=== Material shown ===

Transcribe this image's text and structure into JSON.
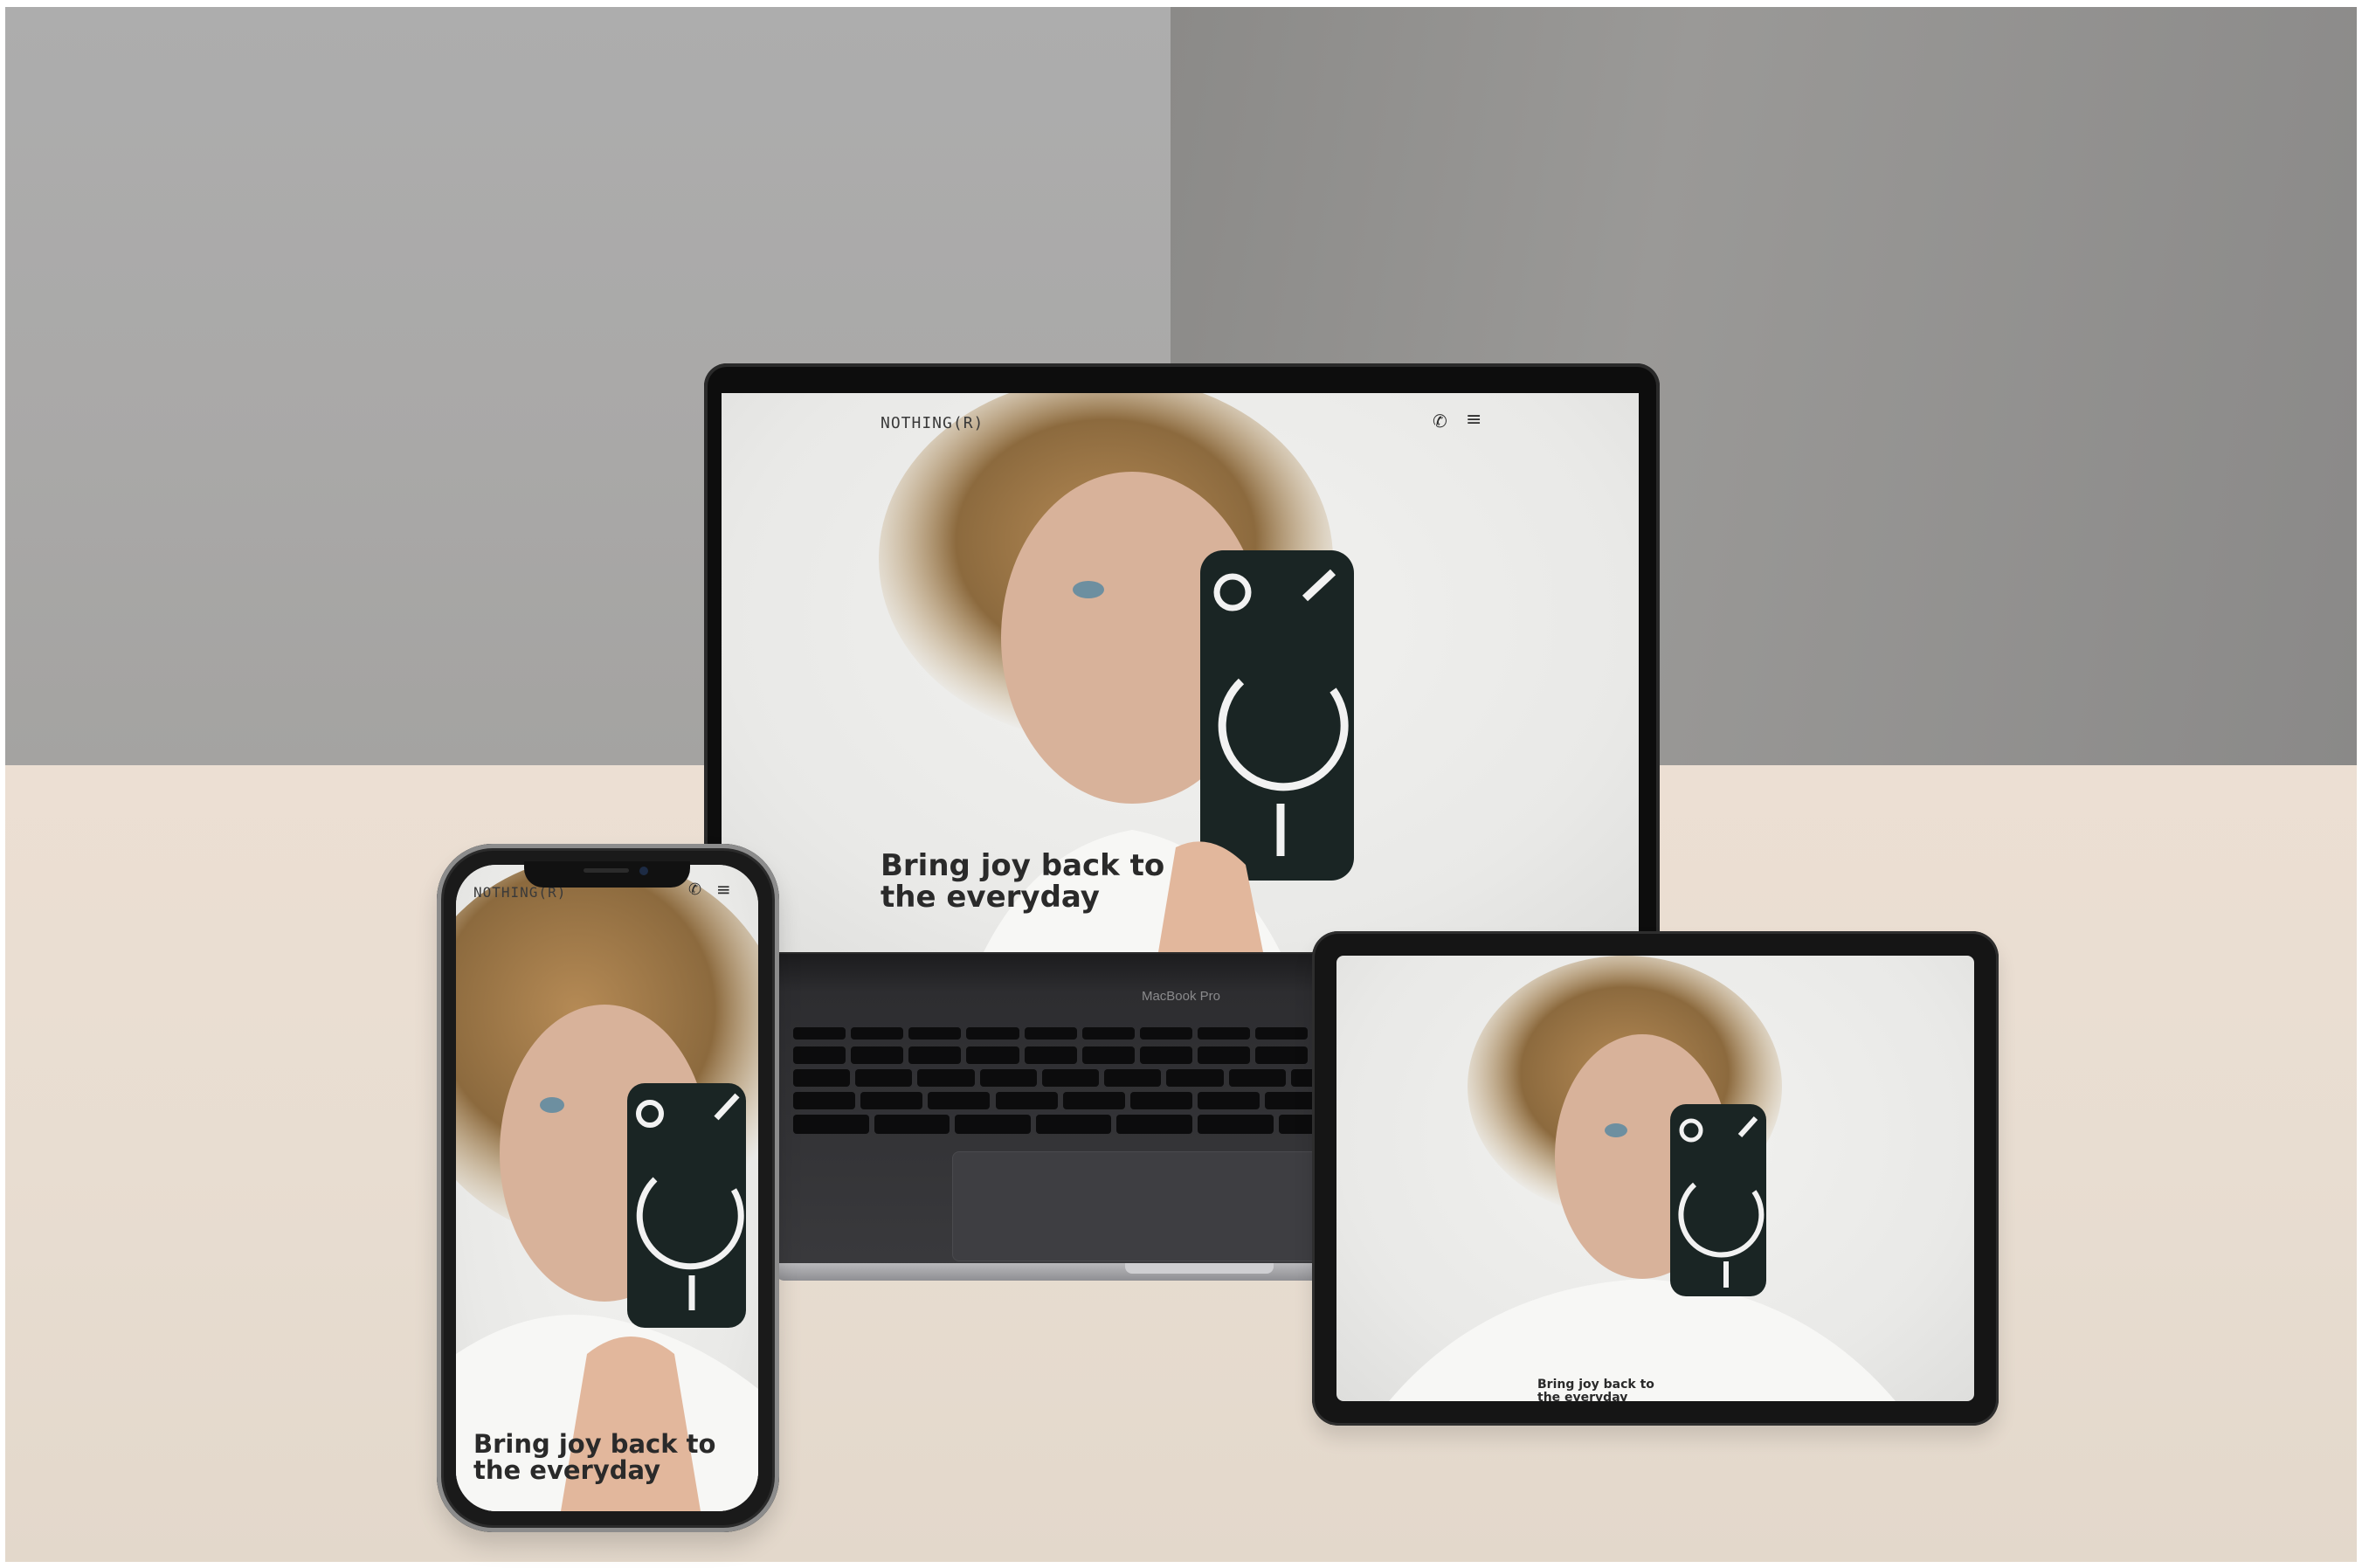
{
  "site": {
    "brand": "NOTHING(R)",
    "headline_line1": "Bring joy back to",
    "headline_line2": "the everyday",
    "phone_icon": "phone-icon",
    "menu_icon": "menu-icon"
  },
  "laptop": {
    "model_label": "MacBook Pro"
  },
  "colors": {
    "wall_left": "#adadad",
    "wall_right": "#8b8a88",
    "floor": "#e8ddd1",
    "device_frame": "#151515",
    "headline": "#2a2a2a",
    "glyph_glow": "#f2f2f2"
  }
}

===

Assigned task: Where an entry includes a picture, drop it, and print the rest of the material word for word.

Problem solution:
Transcribe this image's text and structure into JSON.
{
  "site": {
    "brand": "NOTHING(R)",
    "headline_line1": "Bring joy back to",
    "headline_line2": "the everyday",
    "phone_icon": "phone-icon",
    "menu_icon": "menu-icon"
  },
  "laptop": {
    "model_label": "MacBook Pro"
  },
  "colors": {
    "wall_left": "#adadad",
    "wall_right": "#8b8a88",
    "floor": "#e8ddd1",
    "device_frame": "#151515",
    "headline": "#2a2a2a",
    "glyph_glow": "#f2f2f2"
  }
}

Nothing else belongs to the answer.